We hope you’re finding great matches throughout your scholarship search. Deadlines are inching closer, with many scholarship applications due in February and March.  It’s tempting to wait until the last minute and submit your application quickly, but before you do, ask for feedback – everyone needs a second pair of eyes. The sooner you complete your application, the faster you can get them into the hands of someone with the capability and skill to double check grammatical and spelling errors and offer suggestions.  ”Who should review my scholarship essays and applications?” you ask? They won’t take long to find because you already know them! Consider enlisting the help of some of these everday influencers in your life:

1. Teacher

Not just any teacher, but your favorite teacher. Seek out a teacher who you’re confident will be able to take the time to look over your scholarship materials carefully. Selecting an English teacher will be an advantage because writing and grammar are their expertise and of course those need the most attention when it comes to scholarship applications.

2. Guidance Counselor

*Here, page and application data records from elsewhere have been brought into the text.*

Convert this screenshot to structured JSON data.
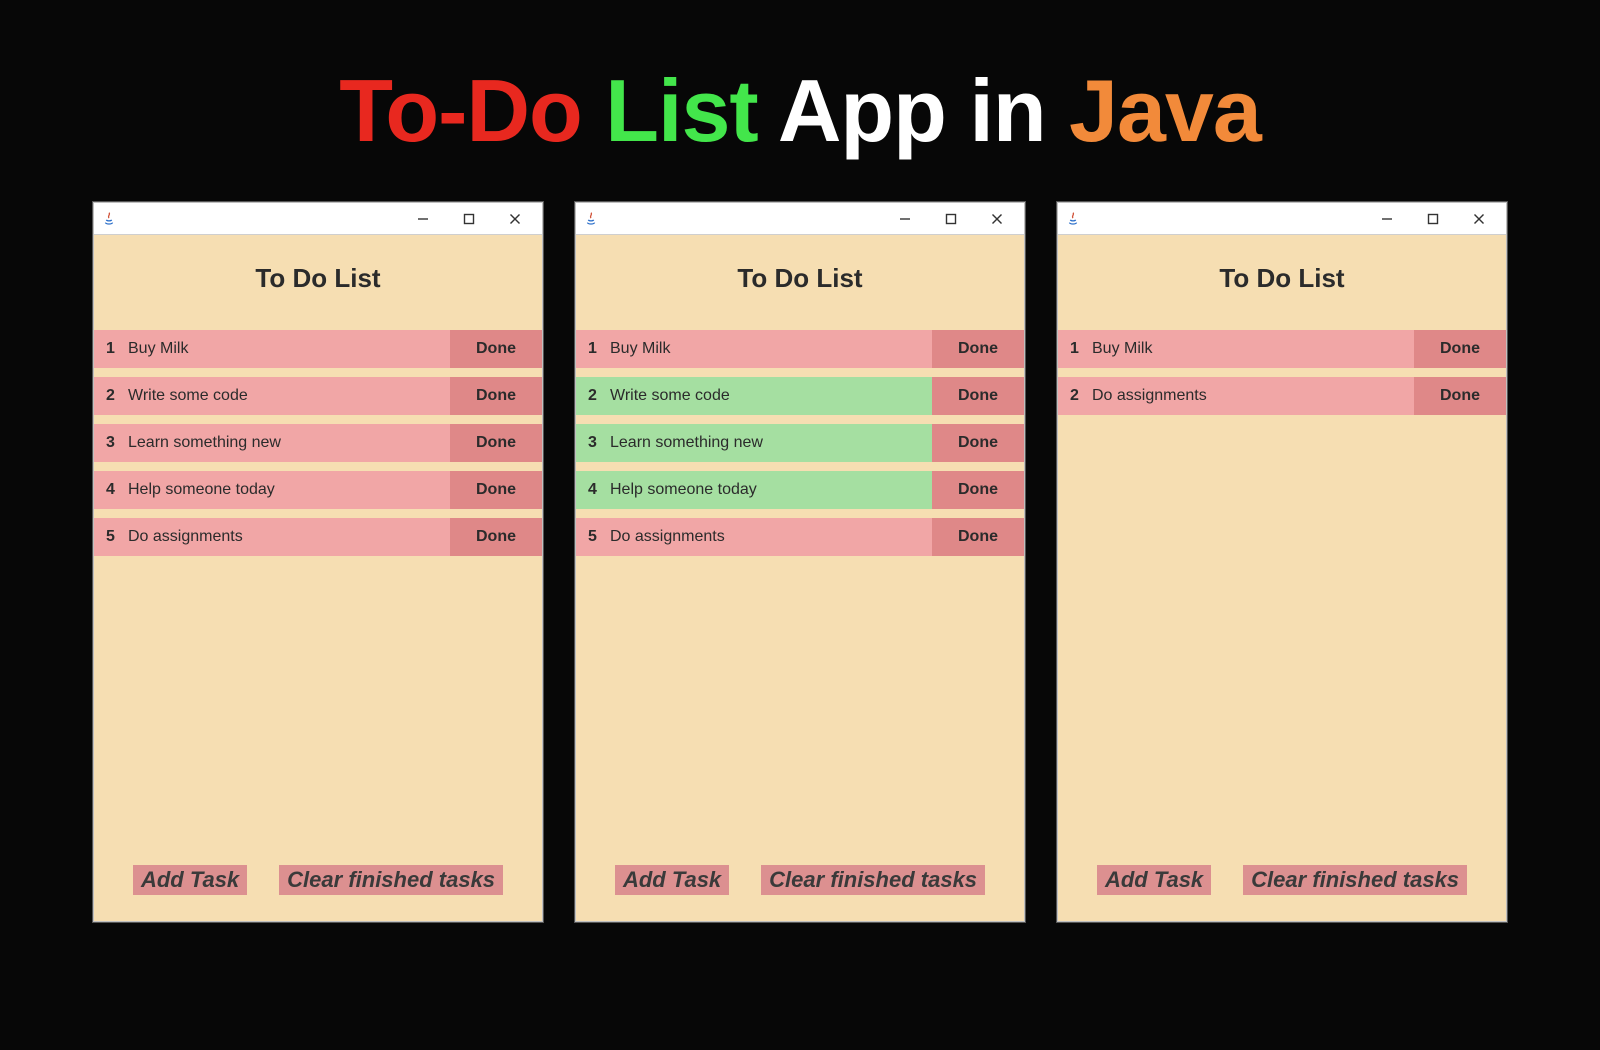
{
  "headline": {
    "w1": "To-Do",
    "w2": "List",
    "w3": "App in",
    "w4": "Java"
  },
  "colors": {
    "task_pink": "#f1a6a6",
    "task_green": "#a5dfa1",
    "done_btn": "#df8888",
    "footer_btn": "#dc9090",
    "body_bg": "#f6deb2"
  },
  "common": {
    "app_title": "To Do List",
    "done_label": "Done",
    "add_label": "Add Task",
    "clear_label": "Clear finished tasks"
  },
  "windows": [
    {
      "tasks": [
        {
          "num": "1",
          "text": "Buy Milk",
          "state": "pink"
        },
        {
          "num": "2",
          "text": "Write some code",
          "state": "pink"
        },
        {
          "num": "3",
          "text": "Learn something new",
          "state": "pink"
        },
        {
          "num": "4",
          "text": "Help someone today",
          "state": "pink"
        },
        {
          "num": "5",
          "text": "Do assignments",
          "state": "pink"
        }
      ]
    },
    {
      "tasks": [
        {
          "num": "1",
          "text": "Buy Milk",
          "state": "pink"
        },
        {
          "num": "2",
          "text": "Write some code",
          "state": "green"
        },
        {
          "num": "3",
          "text": "Learn something new",
          "state": "green"
        },
        {
          "num": "4",
          "text": "Help someone today",
          "state": "green"
        },
        {
          "num": "5",
          "text": "Do assignments",
          "state": "pink"
        }
      ]
    },
    {
      "tasks": [
        {
          "num": "1",
          "text": "Buy Milk",
          "state": "pink"
        },
        {
          "num": "2",
          "text": "Do assignments",
          "state": "pink"
        }
      ]
    }
  ]
}
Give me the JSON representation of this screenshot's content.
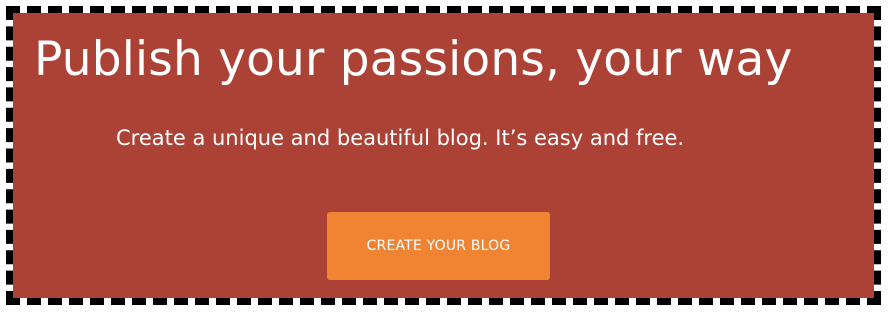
{
  "hero": {
    "headline": "Publish your passions, your way",
    "subtitle": "Create a unique and beautiful blog. It’s easy and free.",
    "cta_label": "CREATE YOUR BLOG"
  },
  "colors": {
    "hero_background": "#ac4236",
    "cta_background": "#f08432",
    "text": "#ffffff",
    "frame_border": "#000000"
  }
}
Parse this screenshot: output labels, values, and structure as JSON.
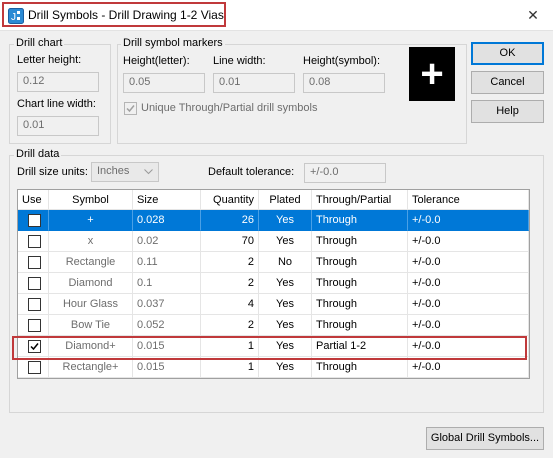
{
  "window": {
    "title": "Drill Symbols - Drill Drawing 1-2 Vias",
    "close_glyph": "✕"
  },
  "drill_chart": {
    "group_label": "Drill chart",
    "letter_height_label": "Letter height:",
    "letter_height_value": "0.12",
    "chart_line_width_label": "Chart line width:",
    "chart_line_width_value": "0.01"
  },
  "markers": {
    "group_label": "Drill symbol markers",
    "height_letter_label": "Height(letter):",
    "height_letter_value": "0.05",
    "line_width_label": "Line width:",
    "line_width_value": "0.01",
    "height_symbol_label": "Height(symbol):",
    "height_symbol_value": "0.08",
    "unique_label": "Unique Through/Partial drill symbols",
    "unique_checked": true,
    "preview_glyph": "+"
  },
  "buttons": {
    "ok": "OK",
    "cancel": "Cancel",
    "help": "Help",
    "global": "Global Drill Symbols..."
  },
  "drill_data": {
    "group_label": "Drill data",
    "size_units_label": "Drill size units:",
    "size_units_value": "Inches",
    "default_tol_label": "Default tolerance:",
    "default_tol_value": "+/-0.0"
  },
  "table": {
    "columns": [
      "Use",
      "Symbol",
      "Size",
      "Quantity",
      "Plated",
      "Through/Partial",
      "Tolerance"
    ],
    "rows": [
      {
        "use": false,
        "symbol": "+",
        "size": "0.028",
        "quantity": "26",
        "plated": "Yes",
        "type": "Through",
        "tolerance": "+/-0.0",
        "selected": true
      },
      {
        "use": false,
        "symbol": "x",
        "size": "0.02",
        "quantity": "70",
        "plated": "Yes",
        "type": "Through",
        "tolerance": "+/-0.0"
      },
      {
        "use": false,
        "symbol": "Rectangle",
        "size": "0.11",
        "quantity": "2",
        "plated": "No",
        "type": "Through",
        "tolerance": "+/-0.0"
      },
      {
        "use": false,
        "symbol": "Diamond",
        "size": "0.1",
        "quantity": "2",
        "plated": "Yes",
        "type": "Through",
        "tolerance": "+/-0.0"
      },
      {
        "use": false,
        "symbol": "Hour Glass",
        "size": "0.037",
        "quantity": "4",
        "plated": "Yes",
        "type": "Through",
        "tolerance": "+/-0.0"
      },
      {
        "use": false,
        "symbol": "Bow Tie",
        "size": "0.052",
        "quantity": "2",
        "plated": "Yes",
        "type": "Through",
        "tolerance": "+/-0.0"
      },
      {
        "use": true,
        "symbol": "Diamond+",
        "size": "0.015",
        "quantity": "1",
        "plated": "Yes",
        "type": "Partial 1-2",
        "tolerance": "+/-0.0"
      },
      {
        "use": false,
        "symbol": "Rectangle+",
        "size": "0.015",
        "quantity": "1",
        "plated": "Yes",
        "type": "Through",
        "tolerance": "+/-0.0"
      }
    ]
  },
  "colors": {
    "selection": "#0078d7",
    "highlight_box": "#c0393b"
  }
}
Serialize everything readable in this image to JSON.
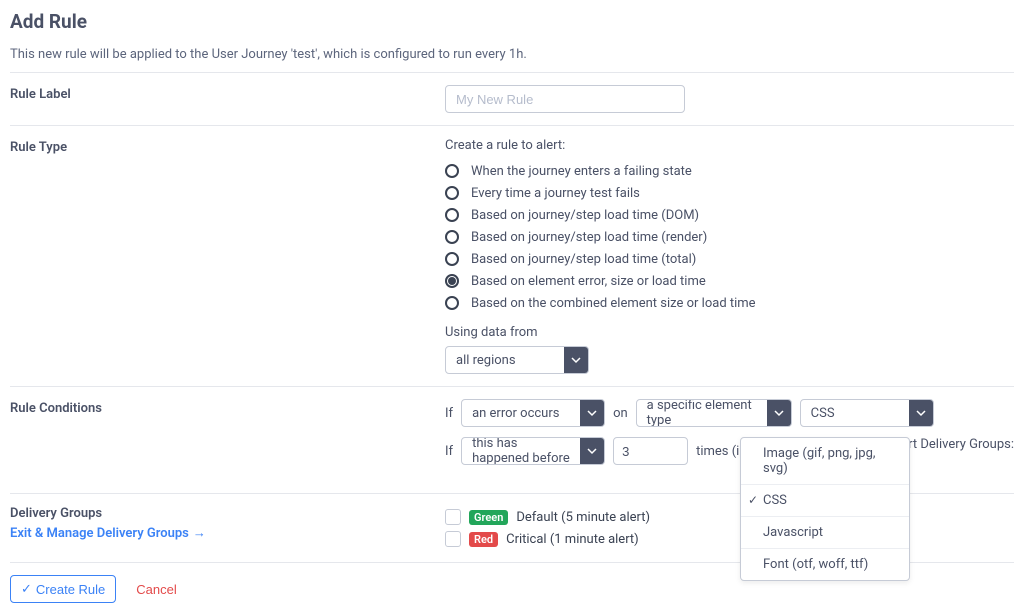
{
  "title": "Add Rule",
  "subhead": "This new rule will be applied to the User Journey 'test', which is configured to run every 1h.",
  "labels": {
    "rule_label": "Rule Label",
    "rule_type": "Rule Type",
    "rule_conditions": "Rule Conditions",
    "delivery_groups": "Delivery Groups"
  },
  "rule_label_placeholder": "My New Rule",
  "rule_type": {
    "intro": "Create a rule to alert:",
    "options": [
      "When the journey enters a failing state",
      "Every time a journey test fails",
      "Based on journey/step load time (DOM)",
      "Based on journey/step load time (render)",
      "Based on journey/step load time (total)",
      "Based on element error, size or load time",
      "Based on the combined element size or load time"
    ],
    "selected_index": 5,
    "using_label": "Using data from",
    "using_value": "all regions"
  },
  "conditions": {
    "if": "If",
    "on": "on",
    "sel1": "an error occurs",
    "sel2": "a specific element type",
    "sel3": "CSS",
    "if2": "If",
    "sel4": "this has happened before",
    "num": "3",
    "times_prefix": "times (in a r",
    "alert_groups": "Alert Delivery Groups:",
    "dropdown": {
      "items": [
        "Image (gif, png, jpg, svg)",
        "CSS",
        "Javascript",
        "Font (otf, woff, ttf)"
      ],
      "selected_index": 1
    }
  },
  "delivery": {
    "link": "Exit & Manage Delivery Groups",
    "groups": [
      {
        "badge": "Green",
        "badge_class": "badge-green",
        "label": "Default (5 minute alert)"
      },
      {
        "badge": "Red",
        "badge_class": "badge-red",
        "label": "Critical (1 minute alert)"
      }
    ]
  },
  "footer": {
    "create": "Create Rule",
    "cancel": "Cancel"
  }
}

Your counselor has probably helped you find scholarships, so why not have them help you revise your scholarship application? They’re your one-stop shop for everything scholarship-related and will be able to share some insider tips on what makes a winning scholarship essay.

3. Mentor

You may not realize it, but you do have a mentor out there who’s waiting to help. This person may be your coach, neighbor, tutor, or religious leader. Whoever this person is, they’ll be pleased that you’ve come to them for help with your scholarship application. They know your strengths and can offer tips on how to personalize your essay so it stands out against the competition.

4. Manager

Aside for your mentor, if you have a good relationship with your manager or supervisor, they likely won’t mind helping out. Many managers beam at any opportunity to help their employees grow and achieve educational success. Your supervisor knows you well outside of the classroom and can thus offer important insight into how you craft your responses.

5. Parents

Don’t hesitate to ask your parents or guardians for assistance. Do tread carefully though and avoid letting them write or rewrite your essay. It’s perfectly okay, however, to have them check for grammar and spelling errors and offer suggestions that will make your essay shine.